‘HUMANIZING’ DISABILITY LAW: CITIZEN PARTICIPATION IN THE DEVELOPMENT OF ACCESSIBILITY REGULATIONS IN CANADA
Speaker: Laverne Jacobs, Associate Professor, University of Windsor, Faculty of Law
Date: March 8 – 9, 2016
Location: International Symposium on Citizen Participation and Collaboration in Promoting Open Government – Paris, France
Ontario is attempting a new politico-legal experiment to combat disability discrimination. Through consultation processes leading to binding regulations, it is enacting mandatory standards of accessibility under the Accessibility for Ontarians with Disabilities Act, 2005 (AODA). The AODA creates an antidiscrimination regulatory process designed to offer participatory rights to persons with disabilities and other interested stakeholders in the development of accessibility standards.
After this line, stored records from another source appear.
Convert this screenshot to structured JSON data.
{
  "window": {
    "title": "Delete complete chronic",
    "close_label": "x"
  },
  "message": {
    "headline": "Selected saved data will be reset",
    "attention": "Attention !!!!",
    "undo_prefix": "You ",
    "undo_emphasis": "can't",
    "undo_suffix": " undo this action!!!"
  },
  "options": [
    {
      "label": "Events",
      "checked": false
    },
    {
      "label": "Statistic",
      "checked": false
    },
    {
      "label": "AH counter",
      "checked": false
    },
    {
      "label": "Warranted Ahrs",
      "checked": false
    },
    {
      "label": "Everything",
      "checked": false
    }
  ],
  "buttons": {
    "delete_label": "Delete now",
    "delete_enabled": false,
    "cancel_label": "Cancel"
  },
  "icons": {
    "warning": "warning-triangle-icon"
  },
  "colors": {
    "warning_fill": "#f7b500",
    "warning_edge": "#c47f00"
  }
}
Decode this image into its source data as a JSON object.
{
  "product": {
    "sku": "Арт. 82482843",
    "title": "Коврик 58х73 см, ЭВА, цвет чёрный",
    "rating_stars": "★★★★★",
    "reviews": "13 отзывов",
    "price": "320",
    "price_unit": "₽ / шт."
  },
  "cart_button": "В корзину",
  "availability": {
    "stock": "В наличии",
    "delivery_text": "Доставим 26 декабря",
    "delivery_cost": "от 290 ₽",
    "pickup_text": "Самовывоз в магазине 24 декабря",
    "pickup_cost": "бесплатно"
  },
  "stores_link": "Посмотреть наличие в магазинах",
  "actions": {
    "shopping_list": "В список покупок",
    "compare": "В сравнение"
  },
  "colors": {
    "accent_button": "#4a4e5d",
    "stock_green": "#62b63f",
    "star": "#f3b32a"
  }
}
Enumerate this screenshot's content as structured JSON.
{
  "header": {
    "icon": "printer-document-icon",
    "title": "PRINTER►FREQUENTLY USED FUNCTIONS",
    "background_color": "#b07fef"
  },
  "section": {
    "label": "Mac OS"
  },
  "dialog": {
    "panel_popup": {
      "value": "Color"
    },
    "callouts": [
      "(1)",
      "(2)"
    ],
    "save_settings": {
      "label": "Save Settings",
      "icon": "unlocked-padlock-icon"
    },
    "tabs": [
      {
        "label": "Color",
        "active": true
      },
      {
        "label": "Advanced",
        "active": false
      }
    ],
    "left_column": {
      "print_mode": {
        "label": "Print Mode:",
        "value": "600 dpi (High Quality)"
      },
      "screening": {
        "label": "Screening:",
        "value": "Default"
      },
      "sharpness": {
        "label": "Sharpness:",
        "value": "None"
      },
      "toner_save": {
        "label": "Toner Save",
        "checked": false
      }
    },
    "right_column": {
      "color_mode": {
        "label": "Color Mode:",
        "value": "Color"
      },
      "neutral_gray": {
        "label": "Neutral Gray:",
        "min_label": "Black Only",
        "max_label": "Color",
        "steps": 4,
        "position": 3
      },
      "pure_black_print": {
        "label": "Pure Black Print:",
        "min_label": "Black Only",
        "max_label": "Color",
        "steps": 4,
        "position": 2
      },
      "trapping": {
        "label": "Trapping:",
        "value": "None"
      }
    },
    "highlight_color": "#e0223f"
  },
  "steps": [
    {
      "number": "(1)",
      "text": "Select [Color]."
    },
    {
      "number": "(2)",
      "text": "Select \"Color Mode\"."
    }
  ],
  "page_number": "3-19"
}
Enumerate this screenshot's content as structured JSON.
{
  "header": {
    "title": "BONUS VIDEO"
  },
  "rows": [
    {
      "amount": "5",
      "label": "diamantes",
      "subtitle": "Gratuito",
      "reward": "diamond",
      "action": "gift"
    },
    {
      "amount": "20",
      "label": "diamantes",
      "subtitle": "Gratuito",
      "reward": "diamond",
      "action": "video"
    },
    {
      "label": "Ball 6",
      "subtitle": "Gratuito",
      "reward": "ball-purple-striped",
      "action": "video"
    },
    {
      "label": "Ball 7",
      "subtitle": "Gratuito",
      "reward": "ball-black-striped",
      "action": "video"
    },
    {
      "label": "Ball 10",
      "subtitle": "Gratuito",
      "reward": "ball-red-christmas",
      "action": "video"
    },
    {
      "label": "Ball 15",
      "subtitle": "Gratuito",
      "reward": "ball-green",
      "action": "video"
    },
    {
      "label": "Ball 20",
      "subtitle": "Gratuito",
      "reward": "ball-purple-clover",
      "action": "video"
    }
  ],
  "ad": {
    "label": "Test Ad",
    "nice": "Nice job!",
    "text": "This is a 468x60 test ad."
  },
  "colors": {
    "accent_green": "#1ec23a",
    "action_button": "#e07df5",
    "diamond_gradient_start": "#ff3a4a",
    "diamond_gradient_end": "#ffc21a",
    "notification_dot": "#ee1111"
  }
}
The standards address social areas such as customer service, employment, and information and communication, and aim to break down a host of barriers including architectural and attitudinal ones. Collaborative standard development is a new and proactive approach to addressing disability barriers in society.
Consultation with citizens to create accessibility standards is a trend that is now being picked up by other provincial governments across Canada and which is currently garnering interest in other countries. But, how well does it work? Using the theoretical framework created by Cass Sunstein in his most recent work, Valuing Life: Humanizing the Regulatory State, this paper argues that the Canadian regulatory legislation and consultative processes succeed, to varying degrees, in: i) capturing qualitatively diverse goods and promoting sensible trade-offs among them, ii) taking account of values that are difficult or impossible to quantify, and iii) attempting to benefit from the dispersed information of a wide variety of human beings. At the same time, however, unlike Sunstein this paper argues for an approach to humanizing the regulatory process that does not necessarily depend on monetary valuation. Instead, in order to foster disciplinary analysis instead of intuition, further dialogue on points that need clarification is more appropriate and respectful in the context of regulating for the equality rights of persons with disabilities. This evaluation of Canadian regulation is offered in an attempt to fill a gap in the literature relating to how consultation processes of accessibility standards might be evaluated for their effectiveness.